Despite the league’s lowest blitz rate, Las Vegas generates quarterback knockdowns on 11.2% of opponent dropbacks, which is third most in the league. The two teams ahead of the Raiders – Miami and Tampa Bay – are the league’s two highest blitzing teams (both are above 39% while no other team is above 34%). In fact, since Pro Football Reference started tracking blitz rate in 2018, the Raiders mark of 12.1% in 2021 is lowest of any team in any of the four seasons. 

Although Las Vegas enters the playoffs as one of the worst teams to ever qualify (its minus-65-point differential is the fourth worst by an NFL playoff team in history), they could not have picked a better matchup. Perhaps that’s why they didn’t seem very interested in tying with the Chargers in Week 18 to set up a Wild Card matchup against the Chiefs, a team that beat them by a combined 66 points in two regular season games. 


Road Dogs are Wild  

At many books, this game opened with the Bengals favored by 6.5 points, but it was quickly bet down to 5.5 as the sharps jumped on the early number. Thanks to our friends over at, who gave us this great trend: “if you’re thinking about fading the sharps and betting Cincinnati, keep in mind that quarterbacks who make their initial playoff start often do poorly as favorites (6-16 ATS since 2002). Derek Carr is also making his first playoff start, but road underdogs have been better in this regard (8-10 ATS).” 

If you’re looking for more reasons to back the Raiders – who haven’t won a playoff game since 2002 – consider that in the last eight years, road teams are 22-11-1 ATS (67% cover) in Wild Card games. Also, the Bengals – who haven’t won a playoff game since 1990 – are 0-7-1 ATS in the playoffs in their last eight games. 

Recent history of the Wild Card round also backs the Raiders: home favorites of seven or fewer points (like Cincinnati) are just 14-28-1 ATS (33% cover) in the Wild Card round since 2003. In the past four seasons, there have been 18 Wild Card games and the underdog has covered 15 of those 18 games (83% cover).

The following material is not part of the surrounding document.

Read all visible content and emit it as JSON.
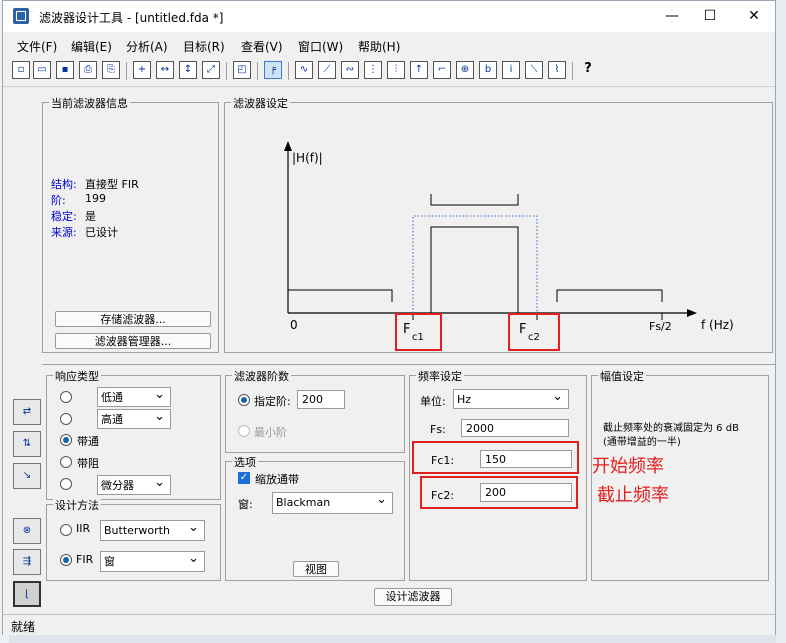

However, the Bengals were one of the best teams in the NFL this season when it came to covering the number, finishing at 10-7 ATS with an average margin of +4.4 points against the spread, which was third best in the league – only New England (+6.2) and Dallas (+5.9) were better. However, Cincinnati was not nearly as profitable at home (4-5 ATS, -0.4) as it was on the road (6-2 ATS, +9.7). The Raiders, meanwhile, were a losing bet this season with an 8-9 ATS record (47% cover) while finishing tied for the eighth-worst scoring margin against the spread at minus-1.9 per game. Additionally, the Raiders are coming off of an emotional overtime win that took the entire 10 minutes of the extra period and now are on a shortened week, while the Bengals rested most of their starters in Week 18. And the Raiders are 29-48 ATS (38% cover) after a win since 2009.

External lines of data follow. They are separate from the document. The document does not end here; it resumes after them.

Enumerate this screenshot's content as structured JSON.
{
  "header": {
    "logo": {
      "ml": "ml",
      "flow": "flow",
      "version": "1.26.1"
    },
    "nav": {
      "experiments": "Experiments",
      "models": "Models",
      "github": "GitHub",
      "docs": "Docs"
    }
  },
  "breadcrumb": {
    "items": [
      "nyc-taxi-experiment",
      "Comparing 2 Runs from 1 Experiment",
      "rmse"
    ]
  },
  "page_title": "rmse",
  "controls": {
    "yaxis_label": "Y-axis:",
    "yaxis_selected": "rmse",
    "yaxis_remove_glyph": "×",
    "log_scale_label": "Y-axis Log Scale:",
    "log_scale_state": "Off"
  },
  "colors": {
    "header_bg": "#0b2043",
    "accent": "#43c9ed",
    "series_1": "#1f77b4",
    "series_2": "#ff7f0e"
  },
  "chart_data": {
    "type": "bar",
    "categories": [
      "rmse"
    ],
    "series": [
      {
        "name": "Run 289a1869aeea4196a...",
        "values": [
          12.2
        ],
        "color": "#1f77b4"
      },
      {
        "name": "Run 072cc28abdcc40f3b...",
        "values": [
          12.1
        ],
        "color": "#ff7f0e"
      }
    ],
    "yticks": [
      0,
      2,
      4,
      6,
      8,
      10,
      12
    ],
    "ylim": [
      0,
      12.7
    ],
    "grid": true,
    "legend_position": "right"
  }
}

Since division realignment in 2002, Unders are 46-31-1 (60% cover) in Wild Card games, including 24-12 (67% cover) in the past 10 seasons. Of the last 30 Wild Card games with totals of 44 or higher, the Under is 21-8-1 (72% cover).